Directions for this task:
Nothing may be added, dropped, or altered; restate the listing word for word.

---

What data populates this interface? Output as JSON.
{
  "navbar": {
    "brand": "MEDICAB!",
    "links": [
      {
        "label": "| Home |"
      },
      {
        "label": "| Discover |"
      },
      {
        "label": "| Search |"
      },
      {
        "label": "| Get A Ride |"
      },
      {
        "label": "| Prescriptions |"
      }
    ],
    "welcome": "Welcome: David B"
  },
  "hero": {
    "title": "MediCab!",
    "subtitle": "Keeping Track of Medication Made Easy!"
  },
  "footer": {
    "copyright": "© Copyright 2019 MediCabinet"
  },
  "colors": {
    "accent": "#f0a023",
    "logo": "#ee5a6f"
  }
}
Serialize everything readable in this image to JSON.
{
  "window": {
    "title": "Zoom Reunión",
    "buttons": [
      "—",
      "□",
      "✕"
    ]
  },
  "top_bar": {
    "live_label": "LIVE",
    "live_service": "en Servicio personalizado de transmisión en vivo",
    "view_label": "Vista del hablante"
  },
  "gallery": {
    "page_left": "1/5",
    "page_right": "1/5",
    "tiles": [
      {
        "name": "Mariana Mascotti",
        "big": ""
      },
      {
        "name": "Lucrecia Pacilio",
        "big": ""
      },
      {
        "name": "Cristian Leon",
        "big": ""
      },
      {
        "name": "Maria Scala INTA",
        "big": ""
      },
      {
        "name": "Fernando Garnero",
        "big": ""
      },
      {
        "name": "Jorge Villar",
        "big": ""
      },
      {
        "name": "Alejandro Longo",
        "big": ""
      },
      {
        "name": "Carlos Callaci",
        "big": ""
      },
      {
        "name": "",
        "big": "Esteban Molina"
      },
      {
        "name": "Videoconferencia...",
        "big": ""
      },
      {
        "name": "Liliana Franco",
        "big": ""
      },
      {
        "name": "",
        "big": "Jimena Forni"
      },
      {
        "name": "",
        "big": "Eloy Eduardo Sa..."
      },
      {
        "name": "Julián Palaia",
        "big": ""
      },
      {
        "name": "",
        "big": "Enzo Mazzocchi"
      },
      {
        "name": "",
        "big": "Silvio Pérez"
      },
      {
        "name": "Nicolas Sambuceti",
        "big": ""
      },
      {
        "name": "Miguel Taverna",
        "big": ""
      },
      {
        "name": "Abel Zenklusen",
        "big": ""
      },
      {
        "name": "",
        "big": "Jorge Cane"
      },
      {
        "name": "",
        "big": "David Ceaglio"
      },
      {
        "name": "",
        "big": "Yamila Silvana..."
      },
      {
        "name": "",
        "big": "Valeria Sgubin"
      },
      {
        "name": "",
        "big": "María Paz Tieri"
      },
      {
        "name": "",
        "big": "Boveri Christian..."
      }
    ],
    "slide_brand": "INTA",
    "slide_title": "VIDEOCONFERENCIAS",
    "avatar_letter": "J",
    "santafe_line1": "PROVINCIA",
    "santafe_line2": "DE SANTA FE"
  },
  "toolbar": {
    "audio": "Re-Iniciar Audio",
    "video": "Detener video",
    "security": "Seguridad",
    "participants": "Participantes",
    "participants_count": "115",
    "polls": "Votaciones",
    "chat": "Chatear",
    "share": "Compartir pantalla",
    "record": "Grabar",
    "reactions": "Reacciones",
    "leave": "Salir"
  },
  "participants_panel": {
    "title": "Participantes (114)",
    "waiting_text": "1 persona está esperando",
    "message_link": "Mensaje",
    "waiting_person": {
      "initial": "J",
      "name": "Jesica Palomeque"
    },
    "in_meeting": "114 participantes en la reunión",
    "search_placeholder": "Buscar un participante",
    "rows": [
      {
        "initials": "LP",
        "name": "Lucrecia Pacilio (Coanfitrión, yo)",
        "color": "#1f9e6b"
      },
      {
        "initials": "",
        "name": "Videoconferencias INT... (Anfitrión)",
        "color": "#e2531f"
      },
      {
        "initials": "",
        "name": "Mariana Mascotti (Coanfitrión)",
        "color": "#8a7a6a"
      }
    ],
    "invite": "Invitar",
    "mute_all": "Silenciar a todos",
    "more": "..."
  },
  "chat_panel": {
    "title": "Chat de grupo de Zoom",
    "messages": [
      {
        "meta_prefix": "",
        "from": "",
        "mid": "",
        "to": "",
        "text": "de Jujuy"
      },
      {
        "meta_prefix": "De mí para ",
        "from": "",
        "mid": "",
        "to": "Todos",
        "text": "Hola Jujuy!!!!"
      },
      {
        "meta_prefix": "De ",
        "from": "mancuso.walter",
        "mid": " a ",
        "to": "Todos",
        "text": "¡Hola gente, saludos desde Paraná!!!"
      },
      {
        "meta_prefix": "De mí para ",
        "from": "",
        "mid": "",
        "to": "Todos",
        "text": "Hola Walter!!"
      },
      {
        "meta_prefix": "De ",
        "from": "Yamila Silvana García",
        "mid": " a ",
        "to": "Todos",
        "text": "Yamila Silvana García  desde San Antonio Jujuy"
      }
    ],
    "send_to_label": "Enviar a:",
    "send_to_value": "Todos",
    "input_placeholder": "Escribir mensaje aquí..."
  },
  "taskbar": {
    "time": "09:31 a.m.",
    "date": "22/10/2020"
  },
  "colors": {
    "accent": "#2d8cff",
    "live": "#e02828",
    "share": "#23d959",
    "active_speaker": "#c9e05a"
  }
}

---

Answer for the task:
What data populates this interface? Output as JSON.
{
  "navbar": {
    "brand": "MEDICAB!",
    "links": [
      {
        "label": "| Home |"
      },
      {
        "label": "| Discover |"
      },
      {
        "label": "| Search |"
      },
      {
        "label": "| Get A Ride |"
      },
      {
        "label": "| Prescriptions |"
      }
    ],
    "welcome": "Welcome: David B"
  },
  "hero": {
    "title": "MediCab!",
    "subtitle": "Keeping Track of Medication Made Easy!"
  },
  "footer": {
    "copyright": "© Copyright 2019 MediCabinet"
  },
  "colors": {
    "accent": "#f0a023",
    "logo": "#ee5a6f"
  }
}
Serialize everything readable in this image to JSON.
{
  "window": {
    "title": "Zoom Reunión",
    "buttons": [
      "—",
      "□",
      "✕"
    ]
  },
  "top_bar": {
    "live_label": "LIVE",
    "live_service": "en Servicio personalizado de transmisión en vivo",
    "view_label": "Vista del hablante"
  },
  "gallery": {
    "page_left": "1/5",
    "page_right": "1/5",
    "tiles": [
      {
        "name": "Mariana Mascotti",
        "big": ""
      },
      {
        "name": "Lucrecia Pacilio",
        "big": ""
      },
      {
        "name": "Cristian Leon",
        "big": ""
      },
      {
        "name": "Maria Scala INTA",
        "big": ""
      },
      {
        "name": "Fernando Garnero",
        "big": ""
      },
      {
        "name": "Jorge Villar",
        "big": ""
      },
      {
        "name": "Alejandro Longo",
        "big": ""
      },
      {
        "name": "Carlos Callaci",
        "big": ""
      },
      {
        "name": "",
        "big": "Esteban Molina"
      },
      {
        "name": "Videoconferencia...",
        "big": ""
      },
      {
        "name": "Liliana Franco",
        "big": ""
      },
      {
        "name": "",
        "big": "Jimena Forni"
      },
      {
        "name": "",
        "big": "Eloy Eduardo Sa..."
      },
      {
        "name": "Julián Palaia",
        "big": ""
      },
      {
        "name": "",
        "big": "Enzo Mazzocchi"
      },
      {
        "name": "",
        "big": "Silvio Pérez"
      },
      {
        "name": "Nicolas Sambuceti",
        "big": ""
      },
      {
        "name": "Miguel Taverna",
        "big": ""
      },
      {
        "name": "Abel Zenklusen",
        "big": ""
      },
      {
        "name": "",
        "big": "Jorge Cane"
      },
      {
        "name": "",
        "big": "David Ceaglio"
      },
      {
        "name": "",
        "big": "Yamila Silvana..."
      },
      {
        "name": "",
        "big": "Valeria Sgubin"
      },
      {
        "name": "",
        "big": "María Paz Tieri"
      },
      {
        "name": "",
        "big": "Boveri Christian..."
      }
    ],
    "slide_brand": "INTA",
    "slide_title": "VIDEOCONFERENCIAS",
    "avatar_letter": "J",
    "santafe_line1": "PROVINCIA",
    "santafe_line2": "DE SANTA FE"
  },
  "toolbar": {
    "audio": "Re-Iniciar Audio",
    "video": "Detener video",
    "security": "Seguridad",
    "participants": "Participantes",
    "participants_count": "115",
    "polls": "Votaciones",
    "chat": "Chatear",
    "share": "Compartir pantalla",
    "record": "Grabar",
    "reactions": "Reacciones",
    "leave": "Salir"
  },
  "participants_panel": {
    "title": "Participantes (114)",
    "waiting_text": "1 persona está esperando",
    "message_link": "Mensaje",
    "waiting_person": {
      "initial": "J",
      "name": "Jesica Palomeque"
    },
    "in_meeting": "114 participantes en la reunión",
    "search_placeholder": "Buscar un participante",
    "rows": [
      {
        "initials": "LP",
        "name": "Lucrecia Pacilio (Coanfitrión, yo)",
        "color": "#1f9e6b"
      },
      {
        "initials": "",
        "name": "Videoconferencias INT... (Anfitrión)",
        "color": "#e2531f"
      },
      {
        "initials": "",
        "name": "Mariana Mascotti (Coanfitrión)",
        "color": "#8a7a6a"
      }
    ],
    "invite": "Invitar",
    "mute_all": "Silenciar a todos",
    "more": "..."
  },
  "chat_panel": {
    "title": "Chat de grupo de Zoom",
    "messages": [
      {
        "meta_prefix": "",
        "from": "",
        "mid": "",
        "to": "",
        "text": "de Jujuy"
      },
      {
        "meta_prefix": "De mí para ",
        "from": "",
        "mid": "",
        "to": "Todos",
        "text": "Hola Jujuy!!!!"
      },
      {
        "meta_prefix": "De ",
        "from": "mancuso.walter",
        "mid": " a ",
        "to": "Todos",
        "text": "¡Hola gente, saludos desde Paraná!!!"
      },
      {
        "meta_prefix": "De mí para ",
        "from": "",
        "mid": "",
        "to": "Todos",
        "text": "Hola Walter!!"
      },
      {
        "meta_prefix": "De ",
        "from": "Yamila Silvana García",
        "mid": " a ",
        "to": "Todos",
        "text": "Yamila Silvana García  desde San Antonio Jujuy"
      }
    ],
    "send_to_label": "Enviar a:",
    "send_to_value": "Todos",
    "input_placeholder": "Escribir mensaje aquí..."
  },
  "taskbar": {
    "time": "09:31 a.m.",
    "date": "22/10/2020"
  },
  "colors": {
    "accent": "#2d8cff",
    "live": "#e02828",
    "share": "#23d959",
    "active_speaker": "#c9e05a"
  }
}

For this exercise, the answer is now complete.